Australian left-arm pacer Mitchell Starc has confirmed that he will retire from ODIs before calling time on his Test career as his side prepare for the much-awaited ICC World Cup 2023 semi-final against South Africa in Kolkata on November 16.
Starc has 230 ODI wickets in 119 matches but he is certain that he won’t be around for the next World Cup, which will be co-hosted by South Africa, Zimbabwe and Namibia, as he would be 37 by then.
The 2015 World Cup winner won’t be calling time on his ODI career immediately as Australia have scheduled an ODI series against West Indies in February 2024 but doesn’t have any 50-over match till September when they tour England.
“I’ll look to keep playing after this, but I don’t doubt that I won’t be making the next World Cup. I’ve no vision for that. Four years is a long,” he told reporters in Kolkata.
“I’ve always maintained that Test cricket is the top of the tree for me and I’ll drop off the rest before I let go of Test cricket. For me [the semi-final] is just another one-day game for Australia, it’s not the end of the road in one-day cricket as yet for me.”
Even though Starc is having an average World Cup with just 10 wickets to his name, unlike 2015 and 2019’s tournaments where he bagged 22 and 27 wickets respectively, he is keen to help his side overcome the in-form Proteas in Kolkata to play the much-awaited final on November 19 in Ahmedabad.

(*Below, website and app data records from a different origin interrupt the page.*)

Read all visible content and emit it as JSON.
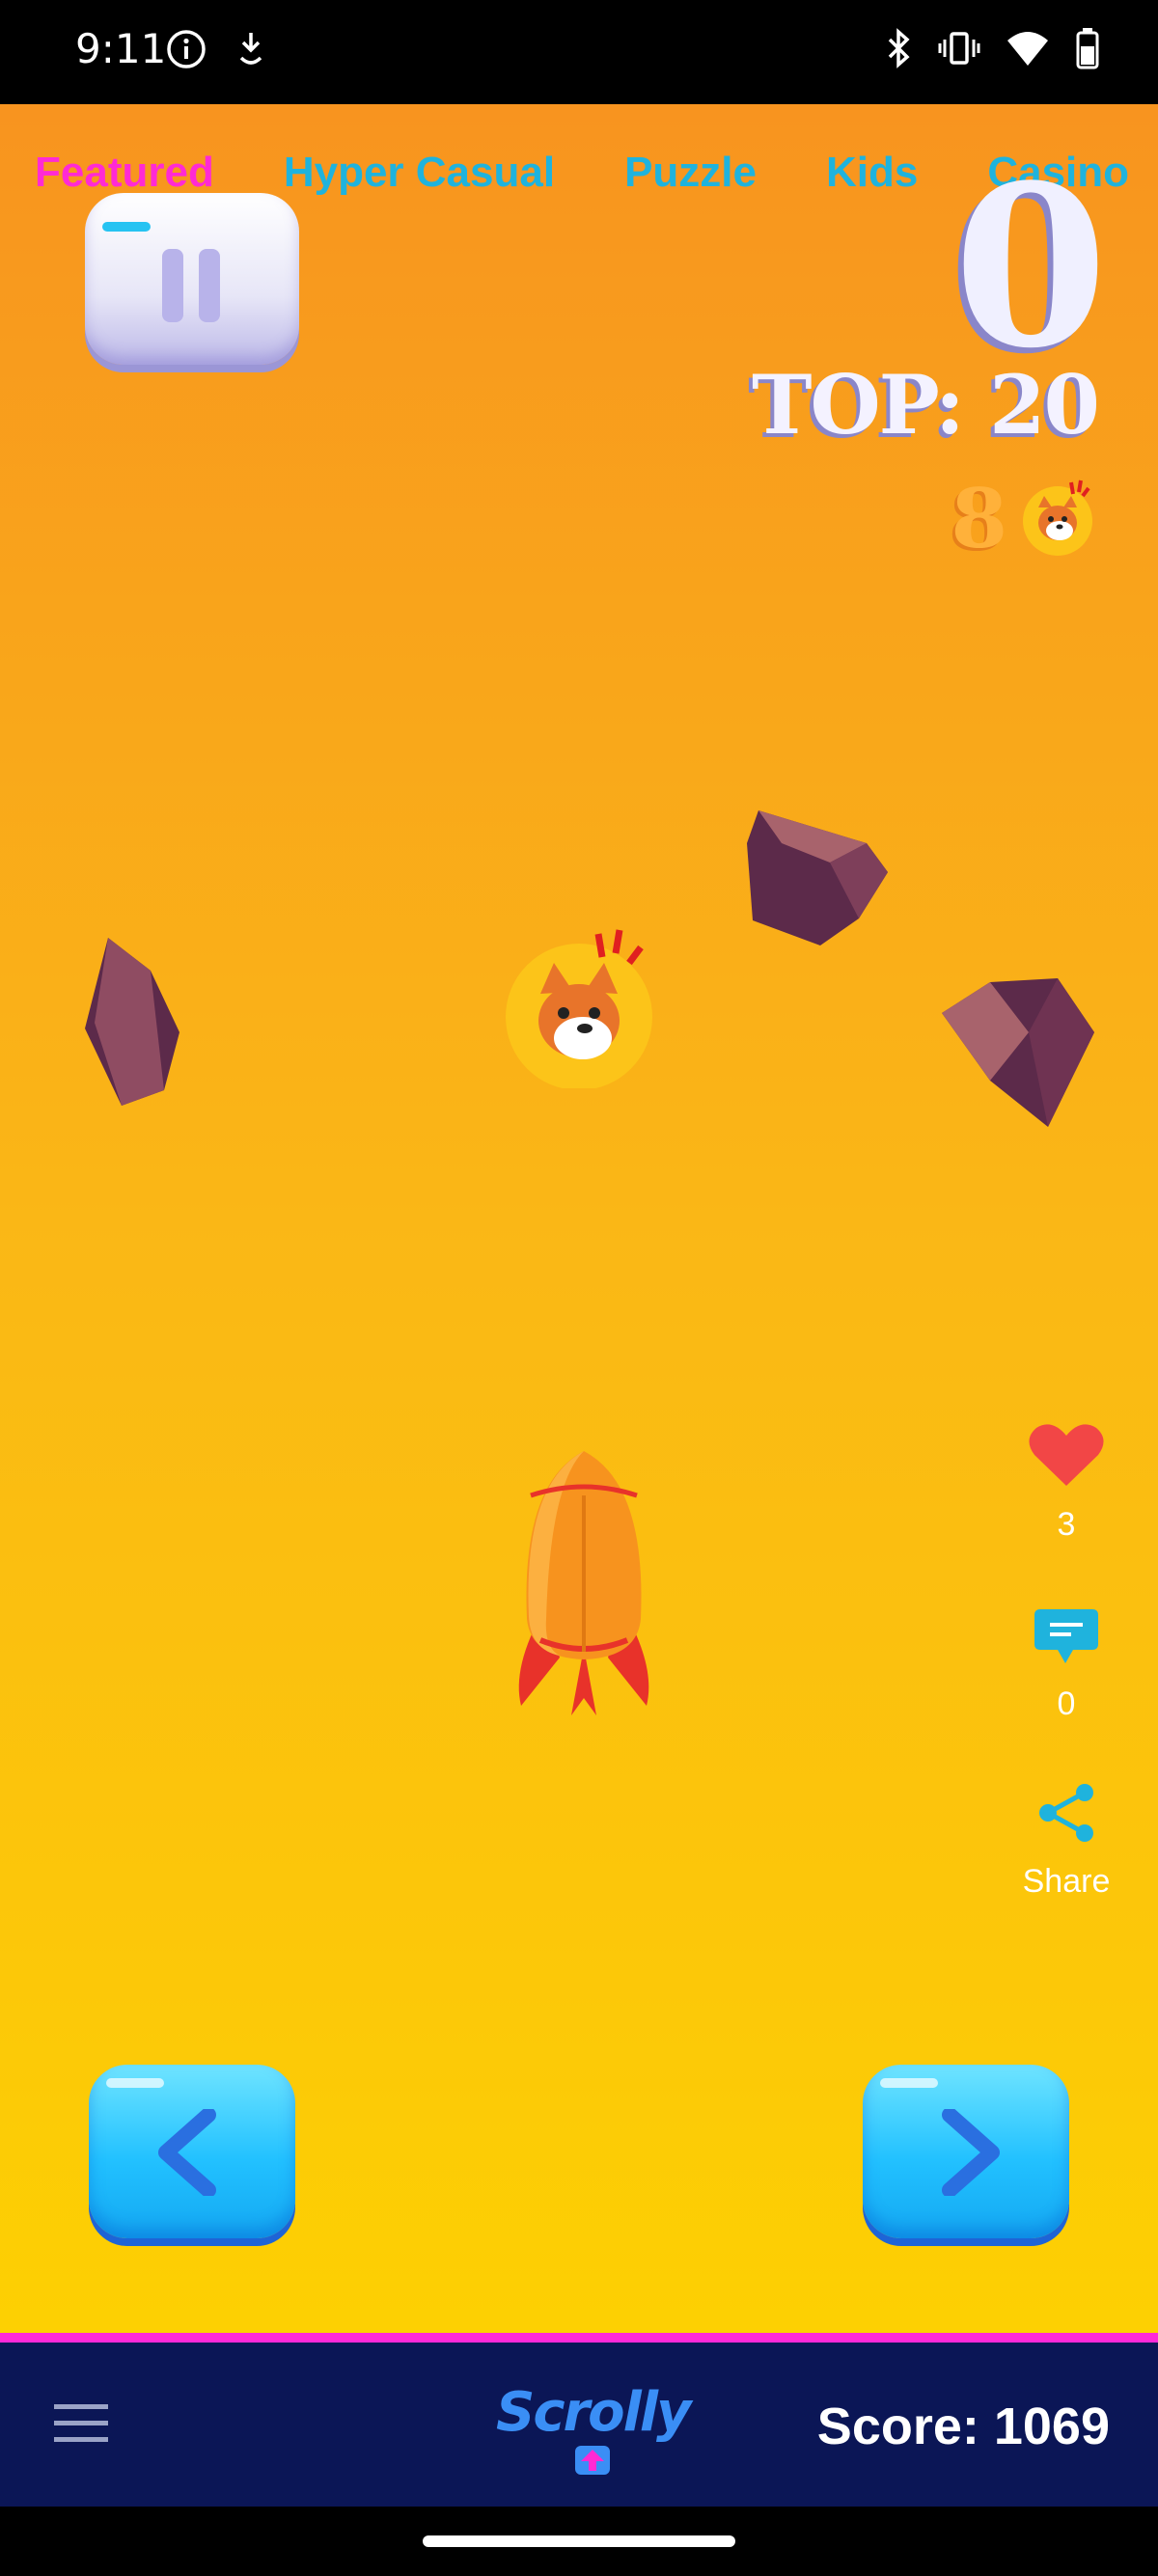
{
  "status_bar": {
    "time": "9:11",
    "icons": [
      "info-icon",
      "download-icon",
      "bluetooth-icon",
      "vibrate-icon",
      "wifi-icon",
      "battery-icon"
    ]
  },
  "tabs": [
    {
      "label": "Featured",
      "active": true
    },
    {
      "label": "Hyper Casual",
      "active": false
    },
    {
      "label": "Puzzle",
      "active": false
    },
    {
      "label": "Kids",
      "active": false
    },
    {
      "label": "Casino",
      "active": false
    }
  ],
  "game": {
    "current_score": "0",
    "top_score": "TOP: 20",
    "coins": "8"
  },
  "social": {
    "likes": "3",
    "comments": "0",
    "share_label": "Share"
  },
  "footer": {
    "logo": "Scrolly",
    "score": "Score: 1069"
  },
  "colors": {
    "tab_active": "#ff2ad4",
    "tab_inactive": "#1fb3dd",
    "footer_bg": "#0b1656",
    "footer_border": "#ff29d9"
  }
}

“I certainly haven’t been at the level I would have liked…or not the same level as the last two World Cups anyway, but now a chance at the pointy end to impact again,” he said.
“Certainly bowling first on particular wickets, the new ball with two fielders out I think has been almost the hardest time to bowl. You get a bit of an understanding of the wicket as the game goes on…that’s not a sob story, that’s the nature of one-day cricket.”
He also talked about how difficult it has been for bowlers as there are two new balls and all the batting conditions saying that the bowlers just have to find a way.
“You’ve got two brand new balls on flat wickets, that’s the nature of the World Cup if you look at the runs scored, or certainly centuries scored, as opposed to five wickets taken, the ratios are heavily skewed. Bowlers just have to find a way [to take wickets].”